§ Provided records:
------------------------------------------------------------

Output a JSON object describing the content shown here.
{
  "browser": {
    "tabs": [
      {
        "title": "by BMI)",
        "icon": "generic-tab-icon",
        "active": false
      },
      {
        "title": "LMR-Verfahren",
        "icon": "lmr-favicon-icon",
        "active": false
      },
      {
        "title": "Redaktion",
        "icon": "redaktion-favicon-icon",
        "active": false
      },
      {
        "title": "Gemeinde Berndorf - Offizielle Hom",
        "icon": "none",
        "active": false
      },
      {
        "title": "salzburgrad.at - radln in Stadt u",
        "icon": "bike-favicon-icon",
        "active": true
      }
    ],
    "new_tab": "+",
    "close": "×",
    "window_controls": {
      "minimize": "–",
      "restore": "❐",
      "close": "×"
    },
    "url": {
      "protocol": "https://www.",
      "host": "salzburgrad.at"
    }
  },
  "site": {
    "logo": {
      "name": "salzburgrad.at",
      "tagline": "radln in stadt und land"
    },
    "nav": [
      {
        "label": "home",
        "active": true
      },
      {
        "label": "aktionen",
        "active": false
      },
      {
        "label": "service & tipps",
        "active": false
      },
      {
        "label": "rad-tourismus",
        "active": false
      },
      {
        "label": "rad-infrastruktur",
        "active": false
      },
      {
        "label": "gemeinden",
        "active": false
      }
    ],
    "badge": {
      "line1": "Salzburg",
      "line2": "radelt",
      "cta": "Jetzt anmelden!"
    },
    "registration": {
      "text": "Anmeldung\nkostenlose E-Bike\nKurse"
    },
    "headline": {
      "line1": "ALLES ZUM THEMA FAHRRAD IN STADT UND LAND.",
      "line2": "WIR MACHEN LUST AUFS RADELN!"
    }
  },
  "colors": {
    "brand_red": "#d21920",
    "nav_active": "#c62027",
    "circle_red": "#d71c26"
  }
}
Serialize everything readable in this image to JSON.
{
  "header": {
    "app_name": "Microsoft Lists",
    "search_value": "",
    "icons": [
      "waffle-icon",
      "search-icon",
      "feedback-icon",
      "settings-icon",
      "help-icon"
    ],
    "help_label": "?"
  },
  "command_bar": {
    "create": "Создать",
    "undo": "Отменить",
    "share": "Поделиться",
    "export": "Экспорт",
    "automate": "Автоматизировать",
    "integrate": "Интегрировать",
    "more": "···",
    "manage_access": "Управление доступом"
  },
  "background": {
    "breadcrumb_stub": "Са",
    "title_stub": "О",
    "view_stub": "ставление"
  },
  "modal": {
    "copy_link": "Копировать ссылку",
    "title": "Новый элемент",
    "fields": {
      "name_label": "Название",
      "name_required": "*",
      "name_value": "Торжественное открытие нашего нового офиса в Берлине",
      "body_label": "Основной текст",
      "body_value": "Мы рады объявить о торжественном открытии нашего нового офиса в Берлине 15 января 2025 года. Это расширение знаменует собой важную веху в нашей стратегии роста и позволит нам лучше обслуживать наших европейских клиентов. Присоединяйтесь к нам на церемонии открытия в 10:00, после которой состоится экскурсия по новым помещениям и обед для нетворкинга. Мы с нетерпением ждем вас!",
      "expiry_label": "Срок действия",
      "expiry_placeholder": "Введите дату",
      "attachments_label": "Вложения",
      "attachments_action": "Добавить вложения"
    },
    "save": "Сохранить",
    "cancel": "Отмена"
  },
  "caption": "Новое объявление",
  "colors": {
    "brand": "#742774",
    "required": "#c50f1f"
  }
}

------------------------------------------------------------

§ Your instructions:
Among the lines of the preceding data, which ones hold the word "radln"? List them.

§ Response area:
        "title": "salzburgrad.at - radln in Stadt u",
      "tagline": "radln in stadt und land"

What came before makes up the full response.